▸ **Directions**
Copy each line of the records that includes "file".

(Beginning of Entries shown)

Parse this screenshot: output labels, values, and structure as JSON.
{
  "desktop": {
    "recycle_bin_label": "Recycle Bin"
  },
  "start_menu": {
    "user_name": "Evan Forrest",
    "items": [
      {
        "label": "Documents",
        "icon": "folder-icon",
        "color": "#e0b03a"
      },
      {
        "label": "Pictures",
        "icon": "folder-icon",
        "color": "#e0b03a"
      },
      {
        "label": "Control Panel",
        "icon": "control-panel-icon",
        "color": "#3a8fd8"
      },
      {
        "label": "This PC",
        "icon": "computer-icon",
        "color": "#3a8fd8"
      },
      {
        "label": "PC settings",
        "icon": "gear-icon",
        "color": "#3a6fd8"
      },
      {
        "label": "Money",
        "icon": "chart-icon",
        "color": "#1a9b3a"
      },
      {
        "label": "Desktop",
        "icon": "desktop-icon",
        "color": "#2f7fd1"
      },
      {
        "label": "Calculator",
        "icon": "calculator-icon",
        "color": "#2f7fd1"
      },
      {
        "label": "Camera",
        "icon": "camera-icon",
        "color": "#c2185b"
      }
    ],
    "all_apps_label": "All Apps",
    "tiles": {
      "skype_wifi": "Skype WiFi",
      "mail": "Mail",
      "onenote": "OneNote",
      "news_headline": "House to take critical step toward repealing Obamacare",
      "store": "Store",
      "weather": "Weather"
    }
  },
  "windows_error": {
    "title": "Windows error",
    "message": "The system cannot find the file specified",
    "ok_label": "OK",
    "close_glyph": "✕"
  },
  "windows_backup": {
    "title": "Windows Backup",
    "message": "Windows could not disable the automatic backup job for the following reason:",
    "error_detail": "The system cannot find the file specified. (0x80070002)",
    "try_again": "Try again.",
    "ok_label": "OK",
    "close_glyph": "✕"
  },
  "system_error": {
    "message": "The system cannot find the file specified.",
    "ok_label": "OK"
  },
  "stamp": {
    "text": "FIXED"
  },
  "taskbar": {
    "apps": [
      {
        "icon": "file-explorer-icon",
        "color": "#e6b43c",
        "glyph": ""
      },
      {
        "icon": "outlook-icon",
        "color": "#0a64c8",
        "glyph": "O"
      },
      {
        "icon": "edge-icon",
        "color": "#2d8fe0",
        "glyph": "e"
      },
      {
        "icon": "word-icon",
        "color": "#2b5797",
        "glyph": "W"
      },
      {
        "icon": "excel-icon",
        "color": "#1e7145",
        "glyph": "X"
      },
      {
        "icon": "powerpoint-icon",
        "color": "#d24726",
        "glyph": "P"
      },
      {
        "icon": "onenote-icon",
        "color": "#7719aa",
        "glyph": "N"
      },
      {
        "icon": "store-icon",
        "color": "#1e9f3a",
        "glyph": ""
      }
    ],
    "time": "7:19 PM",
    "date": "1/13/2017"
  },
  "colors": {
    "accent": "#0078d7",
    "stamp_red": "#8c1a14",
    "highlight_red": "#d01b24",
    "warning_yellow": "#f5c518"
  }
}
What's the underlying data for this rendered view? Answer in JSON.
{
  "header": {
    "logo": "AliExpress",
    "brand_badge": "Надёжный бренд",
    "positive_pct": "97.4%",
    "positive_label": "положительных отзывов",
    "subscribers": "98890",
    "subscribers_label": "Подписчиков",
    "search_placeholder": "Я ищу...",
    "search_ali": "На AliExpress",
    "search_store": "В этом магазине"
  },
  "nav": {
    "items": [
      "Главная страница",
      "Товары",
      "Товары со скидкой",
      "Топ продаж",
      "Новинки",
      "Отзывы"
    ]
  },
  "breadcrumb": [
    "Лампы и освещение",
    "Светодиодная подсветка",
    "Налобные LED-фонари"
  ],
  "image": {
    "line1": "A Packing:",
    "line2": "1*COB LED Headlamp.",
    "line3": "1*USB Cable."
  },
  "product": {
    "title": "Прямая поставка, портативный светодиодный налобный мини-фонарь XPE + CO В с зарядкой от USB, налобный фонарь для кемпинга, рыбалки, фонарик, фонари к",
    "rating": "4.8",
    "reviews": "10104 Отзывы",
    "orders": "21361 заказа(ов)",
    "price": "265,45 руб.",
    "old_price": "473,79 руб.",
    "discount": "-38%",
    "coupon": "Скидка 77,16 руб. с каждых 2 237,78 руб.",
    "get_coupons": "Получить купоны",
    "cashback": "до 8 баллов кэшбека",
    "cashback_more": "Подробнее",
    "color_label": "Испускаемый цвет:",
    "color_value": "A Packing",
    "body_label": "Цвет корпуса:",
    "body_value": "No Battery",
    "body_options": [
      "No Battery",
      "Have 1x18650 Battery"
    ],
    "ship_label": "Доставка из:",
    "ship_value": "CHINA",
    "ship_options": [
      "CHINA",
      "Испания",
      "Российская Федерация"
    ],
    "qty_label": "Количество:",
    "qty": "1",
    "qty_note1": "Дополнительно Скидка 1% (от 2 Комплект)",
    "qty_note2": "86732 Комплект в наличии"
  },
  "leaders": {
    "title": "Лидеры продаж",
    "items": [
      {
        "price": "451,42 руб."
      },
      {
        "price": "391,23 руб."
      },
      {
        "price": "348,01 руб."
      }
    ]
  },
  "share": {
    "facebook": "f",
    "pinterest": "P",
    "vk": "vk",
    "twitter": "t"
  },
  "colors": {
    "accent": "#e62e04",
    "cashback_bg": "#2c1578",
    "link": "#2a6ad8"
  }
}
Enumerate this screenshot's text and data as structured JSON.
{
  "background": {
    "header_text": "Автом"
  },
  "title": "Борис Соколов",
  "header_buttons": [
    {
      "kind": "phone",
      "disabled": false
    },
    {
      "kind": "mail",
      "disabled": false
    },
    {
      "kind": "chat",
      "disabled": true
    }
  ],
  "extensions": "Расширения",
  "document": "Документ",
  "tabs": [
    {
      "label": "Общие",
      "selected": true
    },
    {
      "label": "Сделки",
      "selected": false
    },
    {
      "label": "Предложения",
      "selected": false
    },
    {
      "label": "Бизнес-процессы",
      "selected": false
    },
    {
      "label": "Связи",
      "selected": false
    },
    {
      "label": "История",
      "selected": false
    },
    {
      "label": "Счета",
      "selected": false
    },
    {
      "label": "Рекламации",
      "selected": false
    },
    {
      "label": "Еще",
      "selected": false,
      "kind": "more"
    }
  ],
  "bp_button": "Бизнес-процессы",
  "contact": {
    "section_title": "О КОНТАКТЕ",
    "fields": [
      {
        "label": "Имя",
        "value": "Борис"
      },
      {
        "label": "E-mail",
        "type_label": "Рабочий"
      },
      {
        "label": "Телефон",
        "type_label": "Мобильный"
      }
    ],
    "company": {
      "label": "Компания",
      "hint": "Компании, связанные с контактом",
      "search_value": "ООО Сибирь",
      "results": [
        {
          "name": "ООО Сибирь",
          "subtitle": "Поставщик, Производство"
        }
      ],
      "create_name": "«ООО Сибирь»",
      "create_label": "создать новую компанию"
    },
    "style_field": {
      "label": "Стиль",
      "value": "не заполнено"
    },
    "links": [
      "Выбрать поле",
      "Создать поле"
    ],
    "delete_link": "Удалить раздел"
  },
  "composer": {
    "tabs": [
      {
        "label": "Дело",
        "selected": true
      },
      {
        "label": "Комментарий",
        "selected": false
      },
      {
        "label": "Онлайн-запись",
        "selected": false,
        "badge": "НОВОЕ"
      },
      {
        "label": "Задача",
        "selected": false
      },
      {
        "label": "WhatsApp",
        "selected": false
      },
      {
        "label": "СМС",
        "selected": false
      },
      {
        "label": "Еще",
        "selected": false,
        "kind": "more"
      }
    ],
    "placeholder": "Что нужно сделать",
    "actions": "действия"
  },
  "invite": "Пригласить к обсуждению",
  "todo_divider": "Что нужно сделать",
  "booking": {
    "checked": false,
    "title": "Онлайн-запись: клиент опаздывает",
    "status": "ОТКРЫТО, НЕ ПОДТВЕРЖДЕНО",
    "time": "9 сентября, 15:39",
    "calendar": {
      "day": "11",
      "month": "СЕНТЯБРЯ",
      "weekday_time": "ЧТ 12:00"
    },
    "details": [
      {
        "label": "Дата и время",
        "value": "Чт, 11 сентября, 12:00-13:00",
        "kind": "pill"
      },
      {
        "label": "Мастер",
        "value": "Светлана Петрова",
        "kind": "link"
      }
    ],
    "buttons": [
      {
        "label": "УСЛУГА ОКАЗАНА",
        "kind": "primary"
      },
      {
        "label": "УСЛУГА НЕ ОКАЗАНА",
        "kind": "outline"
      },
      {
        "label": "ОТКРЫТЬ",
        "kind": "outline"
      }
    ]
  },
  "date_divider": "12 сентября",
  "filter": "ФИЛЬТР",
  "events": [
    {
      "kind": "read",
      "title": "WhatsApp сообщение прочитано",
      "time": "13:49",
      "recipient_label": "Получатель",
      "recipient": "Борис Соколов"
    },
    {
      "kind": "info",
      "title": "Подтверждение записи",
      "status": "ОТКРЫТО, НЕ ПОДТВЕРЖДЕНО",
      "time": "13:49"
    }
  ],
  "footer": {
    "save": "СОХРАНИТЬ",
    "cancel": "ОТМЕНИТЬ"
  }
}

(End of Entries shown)

▸ **Response to this exercise**
    "message": "The system cannot find the file specified",
    "error_detail": "The system cannot find the file specified. (0x80070002)",
    "message": "The system cannot find the file specified.",
        "icon": "file-explorer-icon",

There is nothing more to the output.